INSTRUCTIONS TO FOLLOW → The word to find is "model". State how many lines below contain it, giving only the number.

THE DATA →

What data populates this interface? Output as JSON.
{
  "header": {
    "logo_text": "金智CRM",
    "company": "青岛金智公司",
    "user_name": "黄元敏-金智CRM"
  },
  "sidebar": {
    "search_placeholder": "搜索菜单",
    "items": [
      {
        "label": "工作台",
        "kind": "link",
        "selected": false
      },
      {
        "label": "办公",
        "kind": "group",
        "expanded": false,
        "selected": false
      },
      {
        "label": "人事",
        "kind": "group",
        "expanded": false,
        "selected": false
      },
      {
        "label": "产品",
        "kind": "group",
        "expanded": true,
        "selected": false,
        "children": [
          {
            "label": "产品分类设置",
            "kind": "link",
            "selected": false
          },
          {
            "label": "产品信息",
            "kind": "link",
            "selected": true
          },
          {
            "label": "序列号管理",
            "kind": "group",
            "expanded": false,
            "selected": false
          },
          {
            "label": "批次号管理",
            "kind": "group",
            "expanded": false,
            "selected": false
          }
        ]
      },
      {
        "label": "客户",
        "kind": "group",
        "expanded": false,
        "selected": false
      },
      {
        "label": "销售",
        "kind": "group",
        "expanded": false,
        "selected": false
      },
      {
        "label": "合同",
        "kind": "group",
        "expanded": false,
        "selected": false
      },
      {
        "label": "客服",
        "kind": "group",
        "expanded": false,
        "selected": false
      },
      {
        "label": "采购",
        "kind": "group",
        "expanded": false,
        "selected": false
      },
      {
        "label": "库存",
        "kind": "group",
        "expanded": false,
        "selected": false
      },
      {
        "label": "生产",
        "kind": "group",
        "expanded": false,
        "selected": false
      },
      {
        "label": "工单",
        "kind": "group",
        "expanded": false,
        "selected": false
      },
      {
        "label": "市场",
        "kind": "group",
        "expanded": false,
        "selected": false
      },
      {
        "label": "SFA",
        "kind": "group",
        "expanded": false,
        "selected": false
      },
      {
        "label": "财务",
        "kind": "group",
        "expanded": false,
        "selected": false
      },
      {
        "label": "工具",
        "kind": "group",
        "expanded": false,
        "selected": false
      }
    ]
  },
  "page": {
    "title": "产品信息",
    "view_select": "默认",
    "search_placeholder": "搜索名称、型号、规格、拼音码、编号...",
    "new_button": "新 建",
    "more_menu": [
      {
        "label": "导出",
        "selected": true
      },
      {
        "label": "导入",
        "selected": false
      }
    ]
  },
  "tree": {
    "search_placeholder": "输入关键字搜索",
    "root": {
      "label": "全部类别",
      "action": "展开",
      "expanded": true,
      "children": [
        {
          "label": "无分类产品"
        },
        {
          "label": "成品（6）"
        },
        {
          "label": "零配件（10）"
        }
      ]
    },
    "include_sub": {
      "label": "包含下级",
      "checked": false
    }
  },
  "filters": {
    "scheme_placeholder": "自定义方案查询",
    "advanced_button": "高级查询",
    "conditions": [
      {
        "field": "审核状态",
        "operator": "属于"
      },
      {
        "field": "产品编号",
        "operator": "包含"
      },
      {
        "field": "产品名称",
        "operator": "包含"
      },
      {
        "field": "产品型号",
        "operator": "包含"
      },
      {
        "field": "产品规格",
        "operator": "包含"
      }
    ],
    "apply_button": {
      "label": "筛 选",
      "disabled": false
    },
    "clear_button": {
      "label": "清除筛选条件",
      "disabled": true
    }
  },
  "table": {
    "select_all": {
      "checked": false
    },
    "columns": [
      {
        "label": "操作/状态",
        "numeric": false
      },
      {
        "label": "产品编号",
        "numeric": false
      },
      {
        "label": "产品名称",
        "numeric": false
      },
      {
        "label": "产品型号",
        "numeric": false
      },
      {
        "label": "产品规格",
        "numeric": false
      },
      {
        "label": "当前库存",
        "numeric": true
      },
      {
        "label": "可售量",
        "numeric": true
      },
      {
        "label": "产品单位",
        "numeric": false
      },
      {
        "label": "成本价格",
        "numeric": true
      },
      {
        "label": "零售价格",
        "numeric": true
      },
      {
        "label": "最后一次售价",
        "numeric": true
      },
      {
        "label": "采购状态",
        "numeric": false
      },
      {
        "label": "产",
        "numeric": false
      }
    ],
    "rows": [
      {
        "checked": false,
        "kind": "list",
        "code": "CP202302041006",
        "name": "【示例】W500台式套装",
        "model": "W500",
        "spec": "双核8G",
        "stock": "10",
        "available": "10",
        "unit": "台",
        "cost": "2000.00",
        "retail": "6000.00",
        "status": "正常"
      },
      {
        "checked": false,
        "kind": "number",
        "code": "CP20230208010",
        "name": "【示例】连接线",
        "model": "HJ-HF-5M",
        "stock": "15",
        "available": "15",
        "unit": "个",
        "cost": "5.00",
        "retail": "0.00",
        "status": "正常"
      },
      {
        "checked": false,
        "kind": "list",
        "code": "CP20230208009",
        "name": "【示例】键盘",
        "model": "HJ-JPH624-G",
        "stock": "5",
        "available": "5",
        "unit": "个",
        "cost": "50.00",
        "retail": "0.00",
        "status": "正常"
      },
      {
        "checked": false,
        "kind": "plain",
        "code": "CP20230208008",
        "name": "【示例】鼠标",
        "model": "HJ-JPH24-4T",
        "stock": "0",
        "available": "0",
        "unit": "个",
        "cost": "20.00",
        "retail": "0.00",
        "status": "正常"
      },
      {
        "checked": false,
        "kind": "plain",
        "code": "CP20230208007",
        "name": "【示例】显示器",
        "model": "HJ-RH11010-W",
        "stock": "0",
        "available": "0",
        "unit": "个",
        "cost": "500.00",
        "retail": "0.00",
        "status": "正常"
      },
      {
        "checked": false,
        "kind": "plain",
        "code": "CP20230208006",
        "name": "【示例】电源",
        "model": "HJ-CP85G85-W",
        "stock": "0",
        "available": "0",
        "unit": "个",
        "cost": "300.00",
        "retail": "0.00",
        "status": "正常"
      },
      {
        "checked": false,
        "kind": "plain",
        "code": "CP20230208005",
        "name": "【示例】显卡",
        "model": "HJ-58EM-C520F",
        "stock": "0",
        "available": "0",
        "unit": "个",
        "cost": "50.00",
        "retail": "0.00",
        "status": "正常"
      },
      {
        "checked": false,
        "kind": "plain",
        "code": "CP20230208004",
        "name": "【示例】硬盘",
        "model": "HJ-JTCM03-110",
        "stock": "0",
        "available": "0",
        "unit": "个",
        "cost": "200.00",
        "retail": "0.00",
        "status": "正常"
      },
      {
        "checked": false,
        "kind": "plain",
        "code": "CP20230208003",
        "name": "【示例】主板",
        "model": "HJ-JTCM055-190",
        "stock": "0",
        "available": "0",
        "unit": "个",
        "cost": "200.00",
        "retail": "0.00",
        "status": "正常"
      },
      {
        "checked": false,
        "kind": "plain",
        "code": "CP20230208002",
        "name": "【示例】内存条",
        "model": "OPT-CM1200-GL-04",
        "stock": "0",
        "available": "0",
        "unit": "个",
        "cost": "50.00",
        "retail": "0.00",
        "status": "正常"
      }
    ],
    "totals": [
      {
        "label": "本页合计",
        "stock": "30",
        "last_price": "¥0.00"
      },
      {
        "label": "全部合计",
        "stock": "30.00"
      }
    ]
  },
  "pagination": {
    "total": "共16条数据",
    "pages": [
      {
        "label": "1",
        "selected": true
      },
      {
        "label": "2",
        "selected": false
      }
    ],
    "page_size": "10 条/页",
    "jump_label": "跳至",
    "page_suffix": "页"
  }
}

RESPONSE TO THIS EXERCISE → 10